The interest in energy consumption reduction, together with its aftermaths, is evolving continuously; among the available options, the recovery of waste heat from production processes is an interesting possibility. It is quite common that industrial activities have to dispose some process heat, operation that could even lead to a further consumption of energy and material. The recovery of this heat allows to cover a fraction of the energy required for the process itself or other uses such as offices heating and domestic hot water.
In order to exploit effectively the recovered heat two condition must be fulfilled: it has to be present a thermal user and the recovery’s temperature must match (i.e. be higher) with the requirements. The PCM thermal storage ensure a great flexibility in heat recovery because is able to store thermal energy at a specified temperature close to the source one, and to release it whenever necessary; the physical concept of phase change with the release of energy at a constant temperature, allows to keep high the useful heat content (exergy) supplied to the user.
The first step for the realization of a heat recovery system is the calculation of available energy: it becomes necessary to evaluate thermal fluxes and their availability over time. Then is carried out a quantification of the fraction of heat that can actually be recovered out from the total and which depends on the thermal level, the process features and the recovery activity. The heat recovery process is outlined once the end use of energy is defined.
When all the previous operation have been completed is possible to move towards the energy storage design, the material which is going to be used and the operation timing.
Proposal and expected results
The present case concerns a factory that produces mechanical components by hot pressing with ambient air cooling of the objects at the end of their production.
Following the steps already presented, an estimation of available energy at the end of the process stands over 2 MWh per day, but only a part of it can be actually exploited. To determine this value we need to outline how this energy will be recovered considering the thermodynamics features.
These glowing components are collected inside metallic tanks and in order not to revise the current operation has been decided to confine them into an insulated metallic box containing air/water plate heat exchangers. Following some experimental tests occurred in the production plant, the heat recovery has turned out promising, allowing the collection of useful information for a definitive and scaled up system.
Internal view of the pilot; both mechanical components and heat exchangers are visible
External view of the pilot; it is visible the series connection of heat exchangers

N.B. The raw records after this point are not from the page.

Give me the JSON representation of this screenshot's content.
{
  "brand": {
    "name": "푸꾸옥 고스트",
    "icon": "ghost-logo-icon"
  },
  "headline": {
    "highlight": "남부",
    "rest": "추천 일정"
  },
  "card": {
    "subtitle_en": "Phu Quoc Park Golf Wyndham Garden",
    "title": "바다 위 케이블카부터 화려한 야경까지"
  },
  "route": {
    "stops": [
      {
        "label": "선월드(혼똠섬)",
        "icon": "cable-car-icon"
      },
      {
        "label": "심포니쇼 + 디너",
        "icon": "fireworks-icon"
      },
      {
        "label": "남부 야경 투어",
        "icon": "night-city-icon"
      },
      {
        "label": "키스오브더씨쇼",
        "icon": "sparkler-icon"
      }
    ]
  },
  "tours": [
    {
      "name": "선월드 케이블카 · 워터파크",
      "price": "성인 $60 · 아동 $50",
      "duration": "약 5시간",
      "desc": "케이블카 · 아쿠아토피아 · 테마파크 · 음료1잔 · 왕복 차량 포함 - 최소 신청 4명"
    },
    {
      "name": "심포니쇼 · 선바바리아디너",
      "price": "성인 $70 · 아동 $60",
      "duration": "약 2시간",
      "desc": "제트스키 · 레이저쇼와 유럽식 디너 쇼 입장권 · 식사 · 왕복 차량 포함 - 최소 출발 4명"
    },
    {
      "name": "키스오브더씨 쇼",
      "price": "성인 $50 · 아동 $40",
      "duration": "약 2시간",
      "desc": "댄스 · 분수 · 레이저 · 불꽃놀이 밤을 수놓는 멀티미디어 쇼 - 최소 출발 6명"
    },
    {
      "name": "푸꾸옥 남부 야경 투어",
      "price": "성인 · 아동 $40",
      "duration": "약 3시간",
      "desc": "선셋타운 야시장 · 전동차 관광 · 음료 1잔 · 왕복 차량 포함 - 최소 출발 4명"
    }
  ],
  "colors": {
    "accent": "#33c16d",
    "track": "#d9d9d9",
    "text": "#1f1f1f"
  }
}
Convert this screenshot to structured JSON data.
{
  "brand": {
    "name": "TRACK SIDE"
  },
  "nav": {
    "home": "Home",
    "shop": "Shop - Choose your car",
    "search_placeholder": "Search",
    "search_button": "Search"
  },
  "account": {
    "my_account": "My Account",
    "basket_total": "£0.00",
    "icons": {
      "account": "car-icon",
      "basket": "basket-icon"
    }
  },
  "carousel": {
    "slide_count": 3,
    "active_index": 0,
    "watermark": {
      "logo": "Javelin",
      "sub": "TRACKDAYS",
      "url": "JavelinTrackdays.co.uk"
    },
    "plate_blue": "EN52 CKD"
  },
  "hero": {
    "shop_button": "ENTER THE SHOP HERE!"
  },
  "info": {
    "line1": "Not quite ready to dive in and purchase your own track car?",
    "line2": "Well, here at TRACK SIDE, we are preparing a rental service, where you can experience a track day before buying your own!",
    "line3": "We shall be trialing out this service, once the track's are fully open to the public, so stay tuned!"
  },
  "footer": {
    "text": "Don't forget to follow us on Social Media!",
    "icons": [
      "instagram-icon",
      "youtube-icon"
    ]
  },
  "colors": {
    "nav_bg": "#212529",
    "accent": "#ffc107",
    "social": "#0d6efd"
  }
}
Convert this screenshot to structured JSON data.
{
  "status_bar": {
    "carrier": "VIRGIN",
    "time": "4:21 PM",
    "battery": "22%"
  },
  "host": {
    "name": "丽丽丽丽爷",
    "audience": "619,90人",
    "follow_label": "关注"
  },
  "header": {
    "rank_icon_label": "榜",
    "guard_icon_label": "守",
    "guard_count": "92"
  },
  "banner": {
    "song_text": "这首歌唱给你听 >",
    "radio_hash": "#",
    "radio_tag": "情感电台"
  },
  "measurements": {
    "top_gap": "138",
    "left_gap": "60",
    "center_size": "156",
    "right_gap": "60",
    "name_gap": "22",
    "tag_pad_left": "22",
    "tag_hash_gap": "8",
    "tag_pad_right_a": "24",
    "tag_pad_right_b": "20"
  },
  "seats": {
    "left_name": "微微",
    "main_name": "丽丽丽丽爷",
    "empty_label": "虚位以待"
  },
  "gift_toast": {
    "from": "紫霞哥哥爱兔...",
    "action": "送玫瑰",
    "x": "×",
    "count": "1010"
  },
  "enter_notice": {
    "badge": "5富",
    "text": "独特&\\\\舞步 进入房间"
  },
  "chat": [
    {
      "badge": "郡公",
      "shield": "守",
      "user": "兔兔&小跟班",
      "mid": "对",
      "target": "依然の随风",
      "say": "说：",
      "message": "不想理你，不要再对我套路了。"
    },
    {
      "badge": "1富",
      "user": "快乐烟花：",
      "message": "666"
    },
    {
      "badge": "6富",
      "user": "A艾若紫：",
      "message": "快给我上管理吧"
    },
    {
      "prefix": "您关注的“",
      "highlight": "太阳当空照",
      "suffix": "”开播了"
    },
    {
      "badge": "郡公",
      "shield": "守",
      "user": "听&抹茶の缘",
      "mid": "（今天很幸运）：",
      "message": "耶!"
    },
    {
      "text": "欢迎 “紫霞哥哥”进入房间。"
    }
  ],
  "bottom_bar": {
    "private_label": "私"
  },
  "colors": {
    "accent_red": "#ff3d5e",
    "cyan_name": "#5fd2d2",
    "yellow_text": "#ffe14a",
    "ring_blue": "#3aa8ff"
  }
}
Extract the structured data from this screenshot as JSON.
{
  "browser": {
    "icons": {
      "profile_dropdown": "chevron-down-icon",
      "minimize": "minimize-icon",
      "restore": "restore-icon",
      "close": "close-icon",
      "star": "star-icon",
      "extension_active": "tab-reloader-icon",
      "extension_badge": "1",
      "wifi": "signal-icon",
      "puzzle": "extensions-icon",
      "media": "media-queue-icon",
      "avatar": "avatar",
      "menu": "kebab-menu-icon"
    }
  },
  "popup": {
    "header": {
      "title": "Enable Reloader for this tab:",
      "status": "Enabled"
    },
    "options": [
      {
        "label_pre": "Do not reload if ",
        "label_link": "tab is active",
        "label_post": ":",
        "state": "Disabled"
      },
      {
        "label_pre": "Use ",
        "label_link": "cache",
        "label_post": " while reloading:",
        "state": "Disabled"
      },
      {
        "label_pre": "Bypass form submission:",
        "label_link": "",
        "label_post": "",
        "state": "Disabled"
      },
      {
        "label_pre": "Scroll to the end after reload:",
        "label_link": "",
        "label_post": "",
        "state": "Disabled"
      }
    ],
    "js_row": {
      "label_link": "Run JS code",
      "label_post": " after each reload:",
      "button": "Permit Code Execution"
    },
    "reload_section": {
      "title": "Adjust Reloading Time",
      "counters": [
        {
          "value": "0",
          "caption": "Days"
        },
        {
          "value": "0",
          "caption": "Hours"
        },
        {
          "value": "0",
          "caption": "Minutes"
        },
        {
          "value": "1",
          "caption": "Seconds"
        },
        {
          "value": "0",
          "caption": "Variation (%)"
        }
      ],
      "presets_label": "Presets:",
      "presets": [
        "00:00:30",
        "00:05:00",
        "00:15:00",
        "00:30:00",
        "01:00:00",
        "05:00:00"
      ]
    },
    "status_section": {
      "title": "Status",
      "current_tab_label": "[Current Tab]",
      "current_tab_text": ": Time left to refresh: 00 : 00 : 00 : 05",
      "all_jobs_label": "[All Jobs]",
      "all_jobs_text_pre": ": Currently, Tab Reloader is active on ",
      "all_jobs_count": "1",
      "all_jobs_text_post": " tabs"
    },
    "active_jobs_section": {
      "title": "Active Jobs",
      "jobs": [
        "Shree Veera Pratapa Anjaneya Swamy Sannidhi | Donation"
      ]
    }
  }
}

External temperature of the box during operation.
Initial temperature of mechanical components before heat recovery.
Thanks to this information, a new analysis has led to the definition of technical specifications and the best solution to be proposed. It results in three sections (heat recovery, thermal storage and high temperature water/water heat pump) at the service of office building space heating and domestic hot water, replacing the current natural gas consumption.
This intervention main goal is clearly the recovery of heat which will be otherwise wasted, but it is also important to collect information in sight of an enlargement of thermal use including the warehouse heating.
The following pictures show some technical features and the system scheme.
|WINTER HEAT DEMAND||80 MWht|
|EXPECTED THERMAL ENERGY FROM HEAT RECOVERY||ca. 60 MWht|
|HEAT PUMP SIZE||10 - 15 kWe|
|THERMAL ENERGY STORAGE SIZE||45 - 60 kWh|
Considering that every application has to be evaluated both under technical and economic point of view, it is proposed a preliminary assessment for an industrial activity committed in hot pressing.
|OVERALL INVESTMENT COST||€ 50.000|
|NEW YEARLY EXPENDITURES||€ 2.200|
|YEARLY AVOIDED COSTS||€ 5.200|